About the Book: A beautiful blanket of snow may cover the quaint town of Deep Haven each winter, but it can’t quite hide the wreckage of Noelle and Eli Hueston’s marriage. After twenty-five years, they’re contemplating divorce . . . just as soon as their youngest son graduates from high school. But then an accident erases part of Noelle's memory. Though her other injuries are minor, she doesn’t remember Eli, their children, or the tragedy that has ripped their family apart. What’s more, Noelle is shocked that her life has turned out nothing like she dreamed it would. As she tries to regain her memory and slowly steps into her role as a wife and mother, Eli helps her readjust to daily life with sometimes-hilarious, sometimes-heartwarming results. But can she fall in love again with a man she can’t remember? Will their secrets destroy them . . . or has erasing the past given them a chance for a future?

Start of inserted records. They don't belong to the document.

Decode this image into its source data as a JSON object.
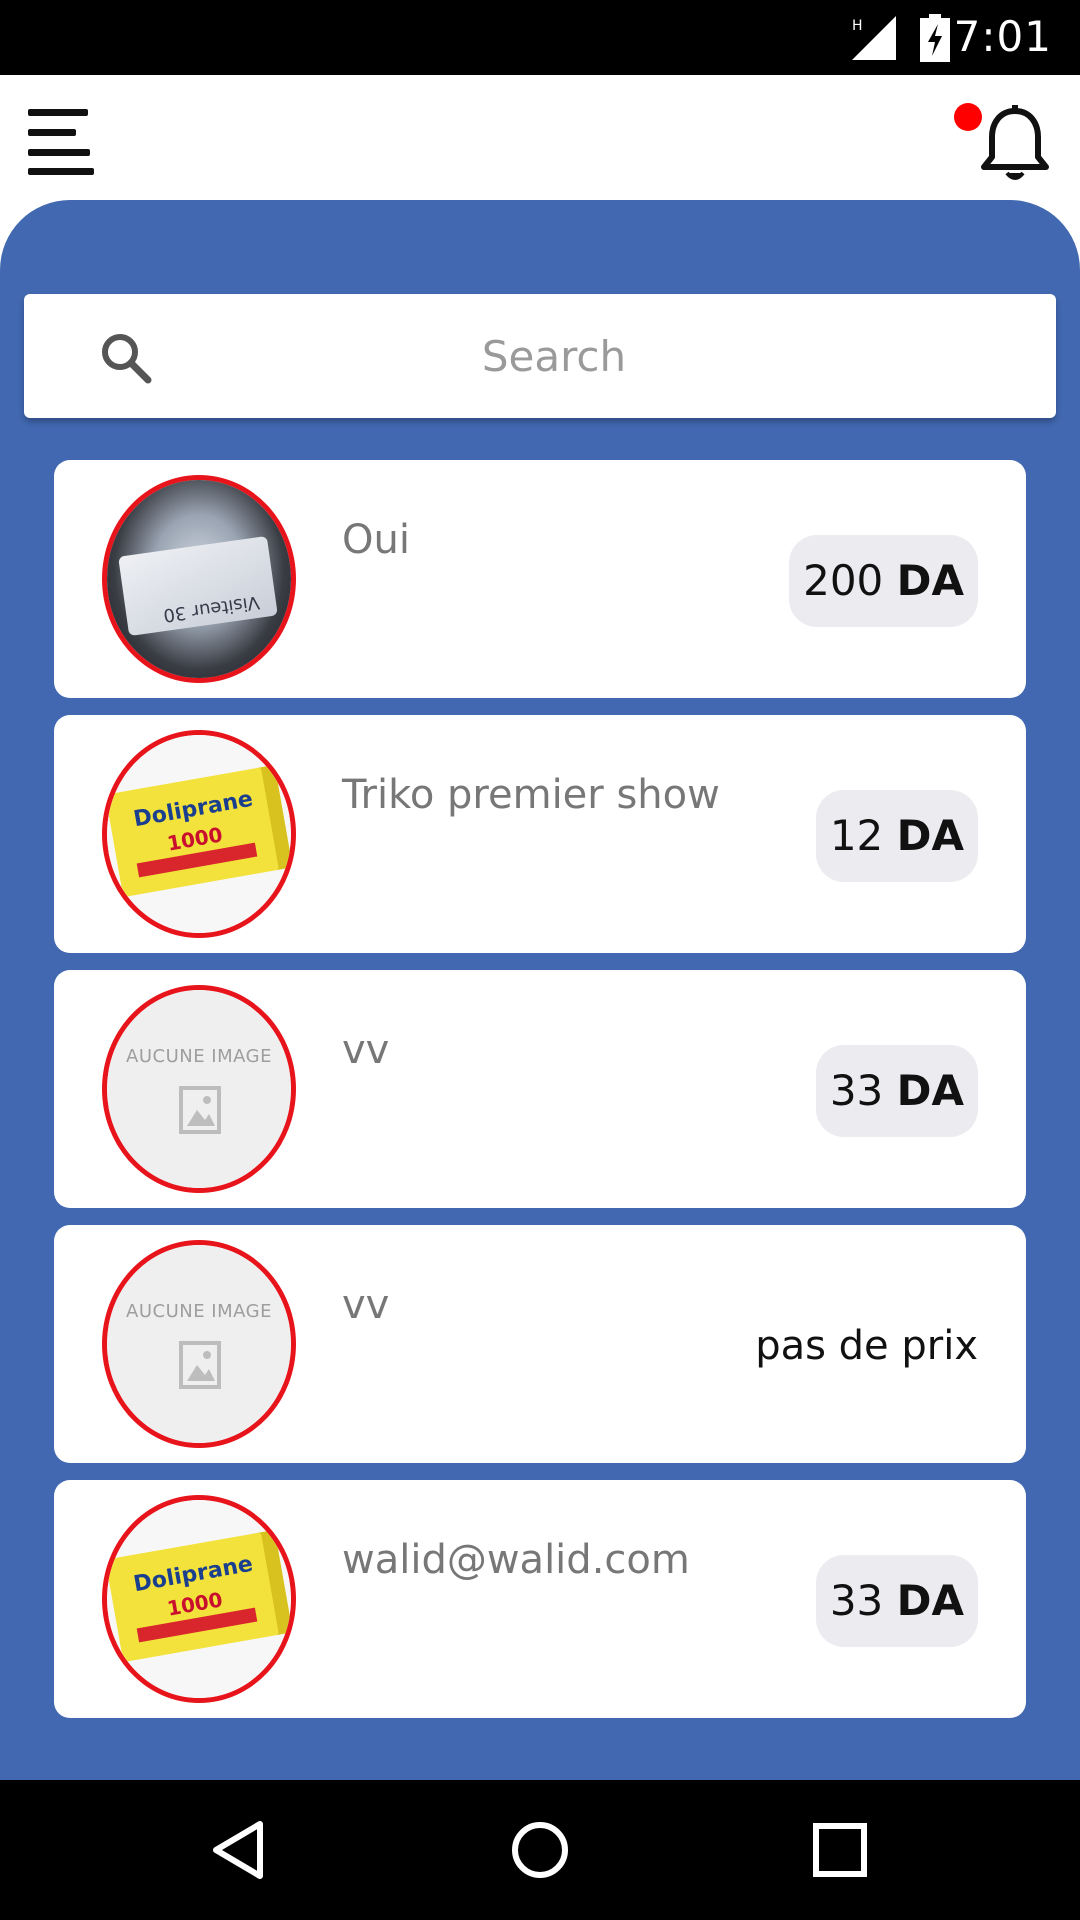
{
  "status_bar": {
    "network_label": "H",
    "time": "7:01"
  },
  "app_bar": {
    "menu_icon": "menu-icon",
    "notification_icon": "bell-icon",
    "has_unread_notifications": true
  },
  "search": {
    "placeholder": "Search",
    "value": ""
  },
  "items": [
    {
      "title": "Oui",
      "price": "200",
      "currency": "DA",
      "image": "photo",
      "image_caption": "Visiteur 30",
      "no_price_label": ""
    },
    {
      "title": "Triko premier show",
      "price": "12",
      "currency": "DA",
      "image": "doliprane",
      "image_caption": "Doliprane",
      "image_caption2": "1000",
      "no_price_label": ""
    },
    {
      "title": "vv",
      "price": "33",
      "currency": "DA",
      "image": "none",
      "image_caption": "AUCUNE IMAGE",
      "no_price_label": ""
    },
    {
      "title": "vv",
      "price": "",
      "currency": "",
      "image": "none",
      "image_caption": "AUCUNE IMAGE",
      "no_price_label": "pas de prix"
    },
    {
      "title": "walid@walid.com",
      "price": "33",
      "currency": "DA",
      "image": "doliprane",
      "image_caption": "Doliprane",
      "image_caption2": "1000",
      "no_price_label": ""
    }
  ],
  "colors": {
    "panel_blue": "#4168b1",
    "thumb_border": "#e8141b",
    "notif_dot": "#ff0000",
    "price_pill_bg": "#ebebf0"
  },
  "nav_bar": {
    "back_icon": "back-triangle-icon",
    "home_icon": "home-circle-icon",
    "recents_icon": "recents-square-icon"
  }
}
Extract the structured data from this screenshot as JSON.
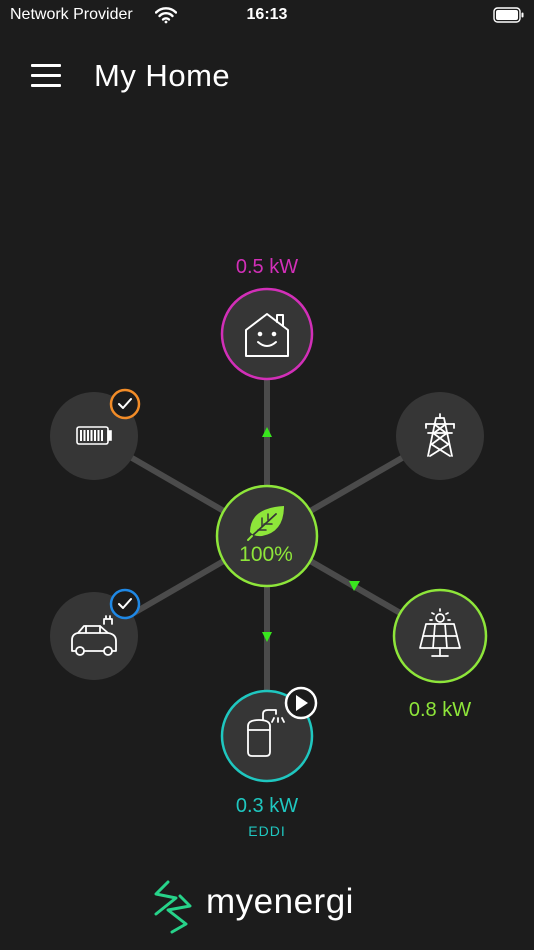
{
  "status_bar": {
    "carrier": "Network Provider",
    "time": "16:13"
  },
  "header": {
    "title": "My Home"
  },
  "flow": {
    "center": {
      "label": "100%",
      "icon": "leaf-icon",
      "color": "#8ee63a"
    },
    "home": {
      "power": "0.5 kW",
      "icon": "house-smiley-icon",
      "color": "#d22fb8"
    },
    "grid": {
      "icon": "pylon-icon"
    },
    "solar": {
      "power": "0.8 kW",
      "icon": "solar-panel-icon",
      "color": "#8ee63a"
    },
    "eddi": {
      "power": "0.3 kW",
      "name": "EDDI",
      "icon": "water-heater-icon",
      "color": "#1fc7c0"
    },
    "battery": {
      "icon": "battery-icon",
      "badge_color": "#f28c28"
    },
    "ev": {
      "icon": "ev-car-icon",
      "badge_color": "#1f88e5"
    }
  },
  "footer": {
    "logo_text": "myenergi",
    "accent": "#27d38a"
  }
}
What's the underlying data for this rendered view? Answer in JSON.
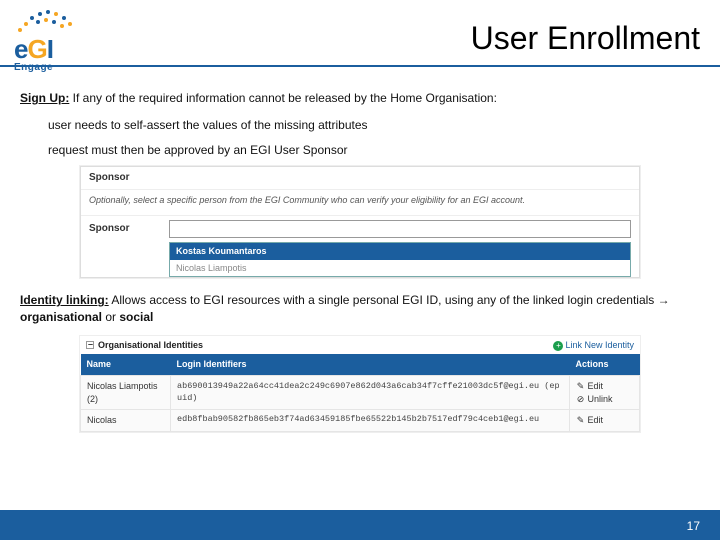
{
  "logo": {
    "brand_e": "e",
    "brand_g": "G",
    "brand_i": "I",
    "tagline": "Engage"
  },
  "title": "User Enrollment",
  "signup": {
    "label": "Sign Up:",
    "intro_rest": " If any of the required information cannot be released by the Home Organisation:",
    "bullet1": "user needs to self-assert the values of the missing attributes",
    "bullet2": "request must then be approved by an EGI User Sponsor"
  },
  "sponsor_panel": {
    "heading": "Sponsor",
    "subtext": "Optionally, select a specific person from the EGI Community who can verify your eligibility for an EGI account.",
    "field_label": "Sponsor",
    "dropdown": {
      "selected": "Kostas Koumantaros",
      "next": "Nicolas Liampotis"
    }
  },
  "identity": {
    "label": "Identity linking:",
    "rest_before_arrow": " Allows access to EGI resources with a single personal EGI ID, using any of the linked login credentials → ",
    "org_word": "organisational",
    "or": " or ",
    "social_word": "social"
  },
  "org_table": {
    "section": "Organisational Identities",
    "link_new": "Link New Identity",
    "cols": {
      "name": "Name",
      "login": "Login Identifiers",
      "actions": "Actions"
    },
    "rows": [
      {
        "name": "Nicolas Liampotis (2)",
        "login": "ab690013949a22a64cc41dea2c249c6907e862d043a6cab34f7cffe21003dc5f@egi.eu (epuid)",
        "a1": "Edit",
        "a2": "Unlink"
      },
      {
        "name": "Nicolas",
        "login": "edb8fbab90582fb865eb3f74ad63459185fbe65522b145b2b7517edf79c4ceb1@egi.eu",
        "a1": "Edit",
        "a2": ""
      }
    ]
  },
  "page_number": "17"
}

About the Author: Susan May Warren is the RITA Award-winning author of more than thirty novels. she and her husband served as a missionary in Russia for eight years before returning to the States. She writes full-time as her husband runs a lodge on Lake Superior in northern Minnesota, where many of her books are set, She and her family enjoy hiking, canoeing, and being involved in their local church. If you want to know more about her visit her website at http://www.susanmaywarren.com.
My Thoughts: This book was one I did not want to put down. All thoughout the book I wondered what I would do if I could reset my own life. Having experienced many not so wonderful moments would I do the same things I did when I was 21? 30? 40? What would I chose to not do....or do anyway? These were question Susan Warren presented to me in the book. This book was about Noelle and Eli....but it was also about me. While reading this book I found my own thoughts wondering to my own only daughter and wondered to myself what I would do without her. My parents lost a child when he was 6 and I lived through how his death affected my family. Grief is a dark place and sometimes I wonder if it would not have been easier for my parents to start over. Without the memories of what was....there would be no pain. I also thought about lost friendships, lost relationships, lost marriages, mistakes...and the wounds go on. But...then I asked myself can they be erased? The answer was a resounding NO! The dark moments are what make us who we are and Susan Warren eloquently shows this to her readers. This is an amazing book of hope. I would recommend this book and give it 5 stars. It is a must read!
Disclosure of Material Connection: I received this book free to review. I was not required to write a positive review. The opinions I have expressed are my own.